● PROBLEM DESCRIPTION
Would you please copy every line below that includes the string "continuous"?

(Web page and app entries)
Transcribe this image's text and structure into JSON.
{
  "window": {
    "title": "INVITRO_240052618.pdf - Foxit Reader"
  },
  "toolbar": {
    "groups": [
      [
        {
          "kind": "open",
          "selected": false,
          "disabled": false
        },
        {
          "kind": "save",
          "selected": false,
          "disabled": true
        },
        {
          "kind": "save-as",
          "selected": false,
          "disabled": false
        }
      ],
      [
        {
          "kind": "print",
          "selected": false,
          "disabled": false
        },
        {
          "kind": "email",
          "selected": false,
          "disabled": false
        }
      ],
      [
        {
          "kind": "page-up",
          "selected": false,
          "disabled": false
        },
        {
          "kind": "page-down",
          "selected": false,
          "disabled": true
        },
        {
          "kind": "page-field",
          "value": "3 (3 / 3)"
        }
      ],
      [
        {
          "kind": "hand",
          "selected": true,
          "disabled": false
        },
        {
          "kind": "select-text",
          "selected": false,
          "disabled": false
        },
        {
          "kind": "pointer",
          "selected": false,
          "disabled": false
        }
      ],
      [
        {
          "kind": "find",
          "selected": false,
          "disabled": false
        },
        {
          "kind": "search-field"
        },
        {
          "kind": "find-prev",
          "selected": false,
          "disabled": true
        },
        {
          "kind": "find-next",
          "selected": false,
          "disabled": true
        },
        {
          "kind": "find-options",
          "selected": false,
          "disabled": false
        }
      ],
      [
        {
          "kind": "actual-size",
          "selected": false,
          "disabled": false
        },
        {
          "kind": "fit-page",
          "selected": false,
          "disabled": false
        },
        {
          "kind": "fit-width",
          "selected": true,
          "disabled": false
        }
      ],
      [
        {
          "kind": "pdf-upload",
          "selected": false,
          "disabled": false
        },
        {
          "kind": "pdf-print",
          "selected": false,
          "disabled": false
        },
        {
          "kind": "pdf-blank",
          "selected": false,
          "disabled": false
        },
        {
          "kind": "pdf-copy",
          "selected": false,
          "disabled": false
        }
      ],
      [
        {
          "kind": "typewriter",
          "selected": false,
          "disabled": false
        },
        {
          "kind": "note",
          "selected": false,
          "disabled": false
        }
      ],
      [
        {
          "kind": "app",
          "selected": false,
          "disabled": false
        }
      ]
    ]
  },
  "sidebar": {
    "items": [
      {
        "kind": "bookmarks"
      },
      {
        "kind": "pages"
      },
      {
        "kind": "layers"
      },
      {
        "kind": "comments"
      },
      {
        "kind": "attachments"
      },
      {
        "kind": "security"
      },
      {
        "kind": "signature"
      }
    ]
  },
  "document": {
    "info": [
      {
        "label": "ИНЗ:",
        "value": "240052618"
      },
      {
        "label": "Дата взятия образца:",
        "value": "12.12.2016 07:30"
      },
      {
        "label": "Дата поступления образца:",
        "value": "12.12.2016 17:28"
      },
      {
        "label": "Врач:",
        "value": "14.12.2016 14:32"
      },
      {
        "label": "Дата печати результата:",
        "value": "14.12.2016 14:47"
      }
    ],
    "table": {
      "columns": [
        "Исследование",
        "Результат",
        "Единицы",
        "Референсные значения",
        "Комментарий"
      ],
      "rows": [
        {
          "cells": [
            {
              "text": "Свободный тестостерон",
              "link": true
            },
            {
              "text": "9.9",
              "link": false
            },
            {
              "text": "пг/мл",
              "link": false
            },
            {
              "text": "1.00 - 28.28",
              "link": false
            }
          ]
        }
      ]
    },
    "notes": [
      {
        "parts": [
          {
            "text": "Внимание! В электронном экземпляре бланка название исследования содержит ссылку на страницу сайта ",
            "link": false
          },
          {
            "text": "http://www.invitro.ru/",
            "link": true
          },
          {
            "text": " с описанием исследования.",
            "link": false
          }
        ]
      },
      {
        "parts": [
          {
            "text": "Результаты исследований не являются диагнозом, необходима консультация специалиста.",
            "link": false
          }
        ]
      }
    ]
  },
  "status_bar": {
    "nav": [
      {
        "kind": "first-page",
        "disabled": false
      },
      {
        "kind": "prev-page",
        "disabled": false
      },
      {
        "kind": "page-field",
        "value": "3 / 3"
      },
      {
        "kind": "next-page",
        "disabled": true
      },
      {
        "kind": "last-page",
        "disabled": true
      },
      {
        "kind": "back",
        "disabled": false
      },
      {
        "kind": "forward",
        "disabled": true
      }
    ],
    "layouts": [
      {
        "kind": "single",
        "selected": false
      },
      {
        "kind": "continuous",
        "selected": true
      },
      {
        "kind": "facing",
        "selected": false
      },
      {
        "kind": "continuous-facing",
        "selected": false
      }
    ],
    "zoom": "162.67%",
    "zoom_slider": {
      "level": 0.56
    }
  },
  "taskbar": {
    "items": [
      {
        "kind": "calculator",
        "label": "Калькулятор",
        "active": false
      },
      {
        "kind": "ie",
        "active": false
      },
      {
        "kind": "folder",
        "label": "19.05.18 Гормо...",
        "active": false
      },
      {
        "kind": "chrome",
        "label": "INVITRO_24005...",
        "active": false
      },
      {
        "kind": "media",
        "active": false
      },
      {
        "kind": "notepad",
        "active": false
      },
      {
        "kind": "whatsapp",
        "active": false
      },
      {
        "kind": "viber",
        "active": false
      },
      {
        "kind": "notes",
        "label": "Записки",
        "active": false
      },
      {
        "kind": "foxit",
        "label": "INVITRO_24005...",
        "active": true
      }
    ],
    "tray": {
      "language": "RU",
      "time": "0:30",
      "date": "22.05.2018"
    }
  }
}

● EXPECTED ANSWER
        "kind": "continuous",
        "kind": "continuous-facing",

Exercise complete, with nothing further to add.